The initial inspiration for this quest came while I was trying to do anything rather than be what I was at one time: a law student. I learned a lot of mathematics during the three years I spent getting a Juris Doctor degree. I performed in and directed several plays. I became interested in computing, something that rescued me from the legal profession eventually. And I bought a book by Donald Brosnac, Steel String Guitar : Its Construction, Origin and Design, from Panjandrum Press.
This book, now out of print, but widely available used or on remainders (there are two copies in my local public library), shows step-by-step how to go about building a slightly unconventional steel-string guitar. I didn't know at the time it was unconventional, of course. I learned that later. What the book showed me was that it was quite reasonable to expect that a person of some persistence and skill with wood could make a steel-string guitar. There was no necessary expensive or massive tooling, though factories might use such things. Guitars of high quality were made by individuals in the days before electric hand tools or stainless steel. At that time I owned a cheap guitar made with expensive machinery -- one of the paradoxes of manufacturing. I dreamed of having a Martin or Gibson, but my financial priorities dictated otherwise. The wish slumbered for more than twenty years, while I moved from place to place and did different things, never really settling in a place or a time in life when I felt comfortable setting out on such a project.
Today, I could go and buy a Martin or Taylor or Breedlove or even one of the very high-end steel-strings by individual makers, but in the back of my mind there has always been the thought of the satisfaction and pleasure I would get from building my own -- a satisfaction that would probably be permanently deferred were I to buy a really good guitar. While I love the process of making things, I couldn't give that much dedication to a project that would only give me something inferior to what I would then already have. I also would feel a twinge of remorse at spending so much on a guitar for a merely intermediate player. If I make it, I can make it as good as I am able and have a guitar I wouldn't consider myself worthy of, were I to buy it.

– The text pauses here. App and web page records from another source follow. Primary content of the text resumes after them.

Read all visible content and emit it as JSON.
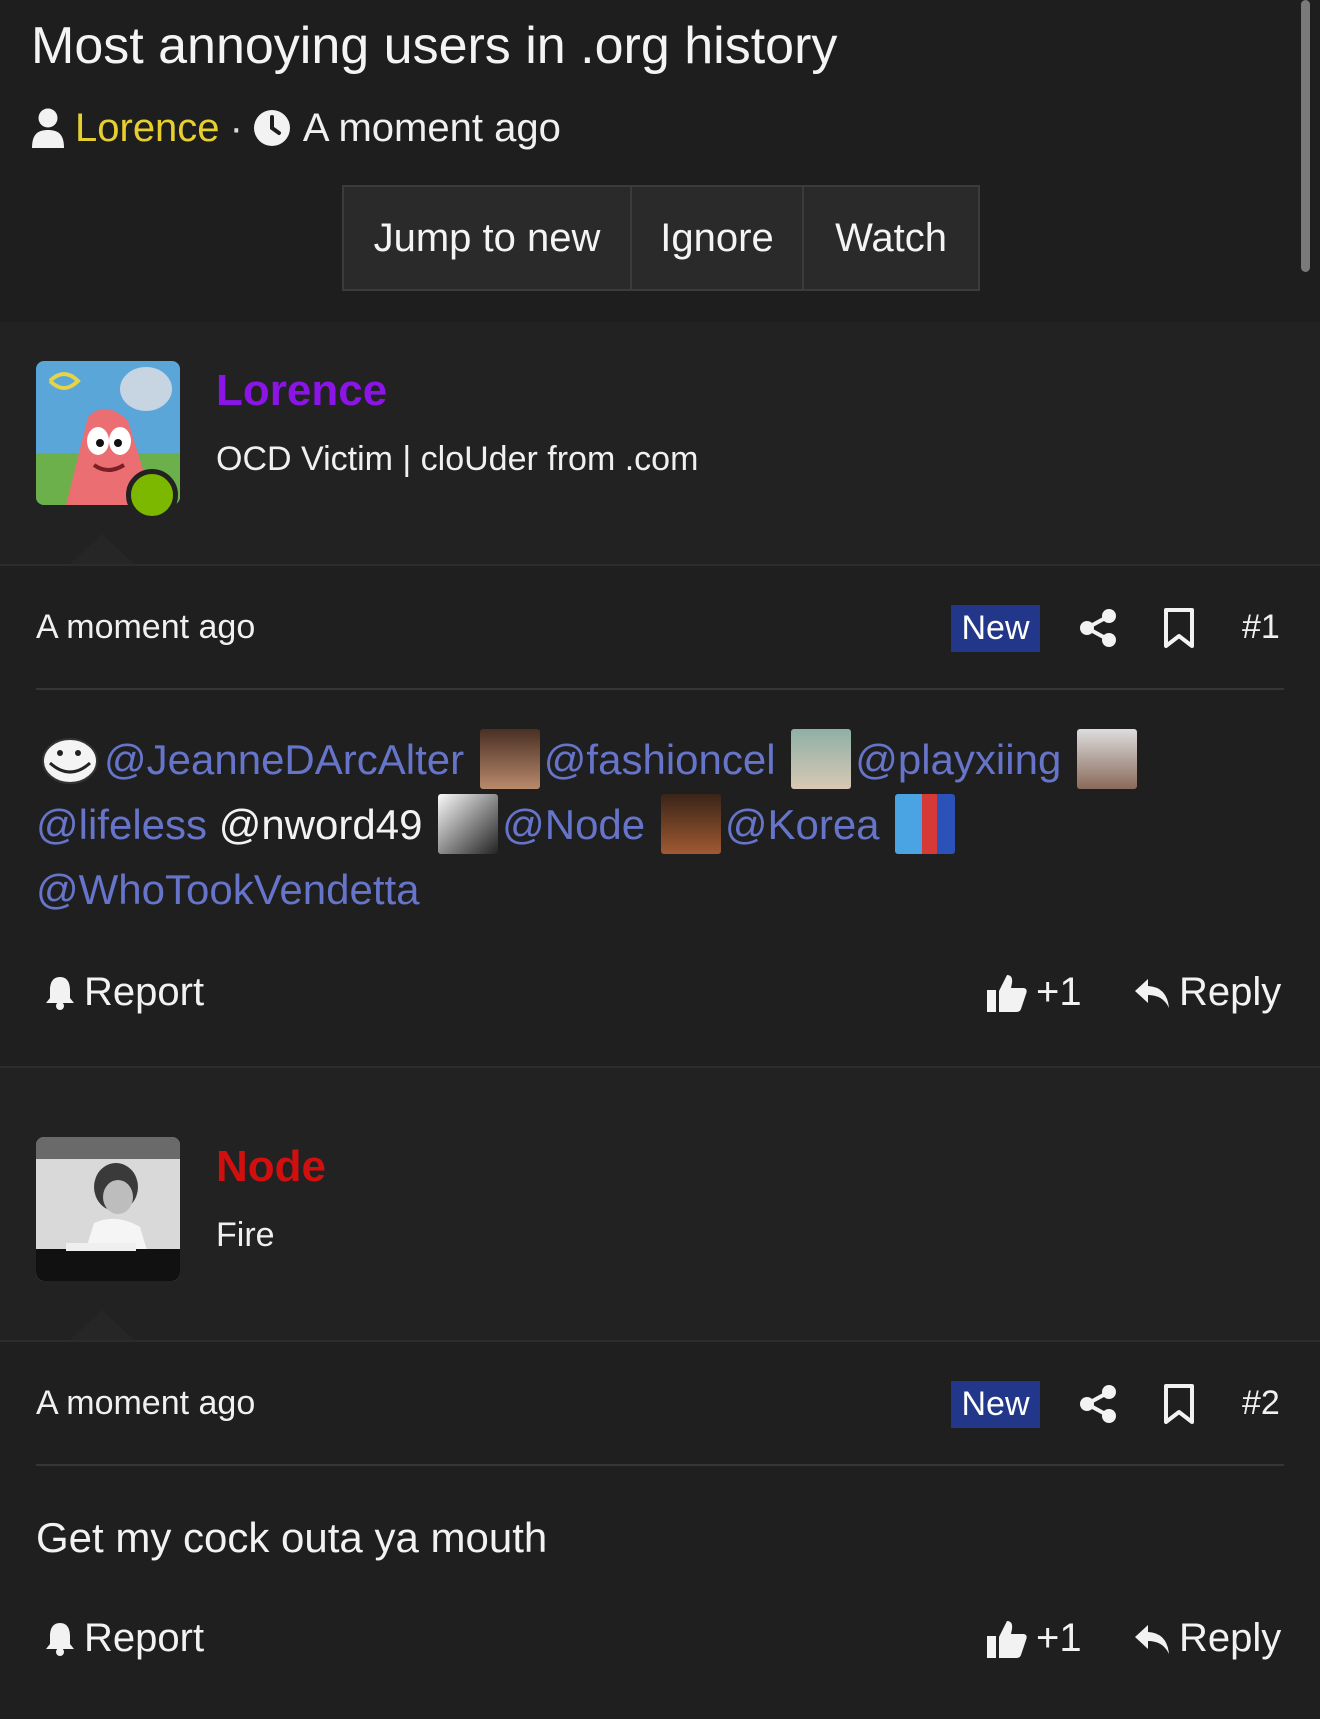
{
  "thread": {
    "title": "Most annoying users in .org history",
    "author": "Lorence",
    "separator": "·",
    "time": "A moment ago",
    "buttons": {
      "jump": "Jump to new",
      "ignore": "Ignore",
      "watch": "Watch"
    }
  },
  "posts": [
    {
      "author": {
        "name": "Lorence",
        "title": "OCD Victim | cloUder from .com",
        "name_color": "#8b14e6",
        "online": true
      },
      "time": "A moment ago",
      "badge": "New",
      "number": "#1",
      "content": {
        "items": [
          {
            "type": "mention",
            "text": "@JeanneDArcAlter"
          },
          {
            "type": "mention",
            "text": "@fashioncel"
          },
          {
            "type": "mention",
            "text": "@playxiing"
          },
          {
            "type": "mention",
            "text": "@lifeless"
          },
          {
            "type": "plain",
            "text": "@nword49"
          },
          {
            "type": "mention",
            "text": "@Node"
          },
          {
            "type": "mention",
            "text": "@Korea"
          },
          {
            "type": "mention",
            "text": "@WhoTookVendetta"
          }
        ]
      },
      "actions": {
        "report": "Report",
        "like": "+1",
        "reply": "Reply"
      }
    },
    {
      "author": {
        "name": "Node",
        "title": "Fire",
        "name_color": "#d20f0f",
        "online": false
      },
      "time": "A moment ago",
      "badge": "New",
      "number": "#2",
      "content": {
        "text": "Get my cock outa ya mouth"
      },
      "actions": {
        "report": "Report",
        "like": "+1",
        "reply": "Reply"
      }
    }
  ],
  "colors": {
    "background": "#222222",
    "accent_author": "#e6cf2e",
    "mention": "#6674c9",
    "badge_new": "#23378a",
    "online_dot": "#7db800"
  },
  "icons": [
    "user-icon",
    "clock-icon",
    "share-icon",
    "bookmark-icon",
    "bell-icon",
    "thumbs-up-icon",
    "reply-icon"
  ]
}
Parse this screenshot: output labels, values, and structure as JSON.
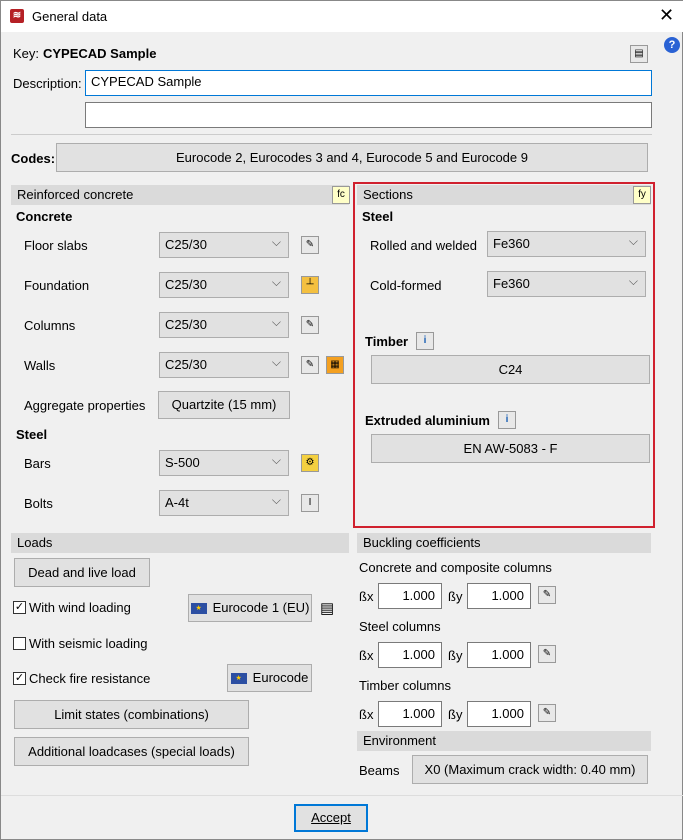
{
  "window": {
    "title": "General data",
    "close": "✕",
    "help": "?"
  },
  "key": {
    "label": "Key:",
    "value": "CYPECAD Sample"
  },
  "description": {
    "label": "Description:",
    "value": "CYPECAD Sample",
    "value2": ""
  },
  "codes": {
    "label": "Codes:",
    "value": "Eurocode 2, Eurocodes 3 and 4, Eurocode 5 and Eurocode 9"
  },
  "rc": {
    "title": "Reinforced concrete",
    "icon": "fc",
    "concrete": "Concrete",
    "rows": [
      {
        "label": "Floor slabs",
        "value": "C25/30"
      },
      {
        "label": "Foundation",
        "value": "C25/30"
      },
      {
        "label": "Columns",
        "value": "C25/30"
      },
      {
        "label": "Walls",
        "value": "C25/30"
      }
    ],
    "aggregate_label": "Aggregate properties",
    "aggregate_value": "Quartzite (15 mm)",
    "steel": "Steel",
    "steel_rows": [
      {
        "label": "Bars",
        "value": "S-500"
      },
      {
        "label": "Bolts",
        "value": "A-4t"
      }
    ]
  },
  "sections": {
    "title": "Sections",
    "icon": "fy",
    "steel": "Steel",
    "rolled_label": "Rolled and welded",
    "rolled_value": "Fe360",
    "cold_label": "Cold-formed",
    "cold_value": "Fe360",
    "timber_label": "Timber",
    "timber_value": "C24",
    "alu_label": "Extruded aluminium",
    "alu_value": "EN AW-5083 - F",
    "highlight": "#d0202e"
  },
  "loads": {
    "title": "Loads",
    "dead_live": "Dead and live load",
    "wind": {
      "label": "With wind loading",
      "checked": true,
      "button": "Eurocode 1 (EU)"
    },
    "seismic": {
      "label": "With seismic loading",
      "checked": false
    },
    "fire": {
      "label": "Check fire resistance",
      "checked": true,
      "button": "Eurocode"
    },
    "limit_states": "Limit states (combinations)",
    "additional": "Additional loadcases (special loads)"
  },
  "buckling": {
    "title": "Buckling coefficients",
    "bx": "ßx",
    "by": "ßy",
    "groups": [
      {
        "label": "Concrete and composite columns",
        "bx": "1.000",
        "by": "1.000"
      },
      {
        "label": "Steel columns",
        "bx": "1.000",
        "by": "1.000"
      },
      {
        "label": "Timber columns",
        "bx": "1.000",
        "by": "1.000"
      }
    ]
  },
  "environment": {
    "title": "Environment",
    "beams_label": "Beams",
    "beams_value": "X0 (Maximum crack width: 0.40 mm)"
  },
  "footer": {
    "accept": "Accept"
  }
}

I searched around for materials, focusing primarily on Luthier's Mercantile International and Stewart MacDonald. I settled on a set of "boxed materials" from LMI. This is a discounted collection of all the materials for a single guitar, though it's not a "kit" in the sense that nothing has been done for you ahead of time: the sides aren't bent, the fingerboard isn't slotted, and so forth. For example, the "neck" in this set of materials exists as part of a 3"x3"x30" solid block of mahogany, which also contains several other parts of the guitar. Not being a glutton for punishment, I opted to pay for the back, sides, and top to be thickness-sanded to close to final thickness, and for the two pieces of the top and those of the back to be joined before shipment. Apart from that, this is as close to raw materials as I could get without felling trees.
The boxes have arrived. Here they are, shown by my front doors for scale. They are both marked Fragile, and the wide one in back looks pristine, but the long one in front seems to have been bounced a few times on both ends, as you can make out even in this picture. I know the sides must be in this box and I'm concerned that my first piece of work on this project may be the effort of sending them back and getting new ones. I take several photos of the damaged part of the box.
But when I open it up, everything is intact. The top and back plates are packed sandwiched between two sheets of particle board and the bigger box is loaded with potato-starch packing popcorn -- the kind that dissolves in water. All is well. The only problem is that one of the clamps I had ordered along with the material has been tightened down so hard that the screw-thread is bent and unusable. I'll send it back.
Back to Welcome ContinueCopyright © 2001, 2002 Stephen Miklos